This said, nuances to the Indian market for fuels and petrochemicals need to be navigated to ensure maximum profitability and sustainability in the future. India will experience much higher growth rates in oil demand compared to the global market. India’s oil demand is forecasted to rise by 7% between 2019 and 2030 versus a global growth rate of 6.6%, according to the IEA’s Stated Policies Scenario.1 Furthermore, the mix of oil-based products is likely to change due to a relative increase in the share of gasoline versus diesel due to several factors. The main factors include the Government of India’s (GOI) removal of the diesel subsidy in 2014, the implementation of the Bharat Stage 6 (BS 6) emissions standards in 2020, the implementation of the CAFÉ II norms in April 2022, and the expected rollout of BS 6 Phase II in 2023. The result is more expensive diesel cars in tandem with more expensive diesel fuel opening the door for deeper market penetration by gasoline and gasoline vehicles.

What does all of this mean? India will have increased demand for fuels and petrochemicals, but the increase in gasoline demand will compete with the demand for petrochemical feedstocks. Technology producers are, of course, rising to the challenge. For example, KBR, in partnership with Neste Engineering Solutions, has suggested that while naphtha and reformate are being routed to petrochemical product, there is a need for high octane, low RVP components. This need can be met utilising their NexEther and NExOctane technologies by converting the butane-butylene fraction from the FCC unit to ethers and alkylates. MTBE or ETBE can be produced from etherification of isobutylene with methanol or ethanol. They also present a strategy to produce alkylate from C₄ olefins and isobutane using Exelus Inc’s ExSact solid acid catalyst.
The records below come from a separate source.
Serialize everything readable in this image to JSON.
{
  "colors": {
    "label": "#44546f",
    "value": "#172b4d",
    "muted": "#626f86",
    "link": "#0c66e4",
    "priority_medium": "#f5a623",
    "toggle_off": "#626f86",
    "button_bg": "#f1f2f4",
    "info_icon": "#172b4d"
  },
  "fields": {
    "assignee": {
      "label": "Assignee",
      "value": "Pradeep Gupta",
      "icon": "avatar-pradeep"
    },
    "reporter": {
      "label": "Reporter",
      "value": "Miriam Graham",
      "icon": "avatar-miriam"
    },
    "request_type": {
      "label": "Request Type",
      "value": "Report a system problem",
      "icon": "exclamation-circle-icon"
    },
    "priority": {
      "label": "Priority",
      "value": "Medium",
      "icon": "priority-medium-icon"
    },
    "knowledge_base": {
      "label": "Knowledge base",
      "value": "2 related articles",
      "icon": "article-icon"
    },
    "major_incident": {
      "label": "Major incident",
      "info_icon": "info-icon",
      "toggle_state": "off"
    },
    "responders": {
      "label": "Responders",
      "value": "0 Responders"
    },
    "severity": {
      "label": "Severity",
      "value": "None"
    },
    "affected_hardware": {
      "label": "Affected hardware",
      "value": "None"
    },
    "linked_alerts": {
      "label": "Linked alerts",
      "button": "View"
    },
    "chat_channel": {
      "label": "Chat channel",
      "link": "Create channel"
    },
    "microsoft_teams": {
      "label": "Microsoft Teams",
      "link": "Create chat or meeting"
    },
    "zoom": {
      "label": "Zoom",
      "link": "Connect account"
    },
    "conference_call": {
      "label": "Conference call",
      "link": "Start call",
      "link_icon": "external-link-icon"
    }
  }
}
Both technologies offer a flexible option to drive towards 95 RON gasoline while utilising a largely untapped resource in refineries.

According to GlobalData’s latest report, Global Petrochemicals New-Build and Expansion Projects Outlook 2021-2025, nearly 34% of all petrochemical project starts (totalling 281 projects) in Asia will take place in India.2 The investments are due to the fact that India’s economic growth is causing demand for petrochemicals to outpace supply.3 A study conducted by Engineers India Ltd (EIL), with information provided by government-owned IndianOil Corporation Ltd (IOCL), forecasted demand for petrochemicals in India may increase between 2020 and 2040 by 222% from 40 to 87 million metric tonnes per annum.

Increases in petrochemical production can come from a multitude of intermediate streams. The Catalyst Group Resources’ (TCGR) most recently completed report, Oil-to-Chemicals II: New Approaches from Resid and VGOs, explored both ‘carbon-out’ and ‘hydrogen-in’ options for increased petrochemicals, looking at such technologies as visbreaking and Flexicoking for the former and residue hydrocracking and slurry residue hydrocracking for the latter. In TCGR’s next study, Oil-to-Chemicals III: Stepwise Capex Options for Fuels Refineries, we will explore ‘add-on’ and low Capex options to boost petrochemical production. The study will include options for increased olefins, C₄s, and C₅+s from FCC revamps and catalyst options, strategies for enhanced BTX production through naphtha reforming and aromatics operations, as well as dehydrogenation strategies for on-purpose olefins. We will couple these technology advancements with synergies for decarbonisation, as well as examine the process economics and carbon footprint evaluations. The study will give guidance in selecting the most cost-effective route to meet the aggressive growth in demand expected for petrochemicals with implications for Indian producers.

Today, we have entered an era where socioeconomic and supply/demand trends are shifting, and traditional business models of segregated refining versus chemicals production no longer hold true. Navigating the complexities of the market and choosing the right technology to enable flexibility while maintaining efficiency will be critical to the path to future success in Indian refining.

This short article appeared in the 2022 Refining India Newspaper, which you can view HERE

Add your rating:

Current Rating: 3

Your rate: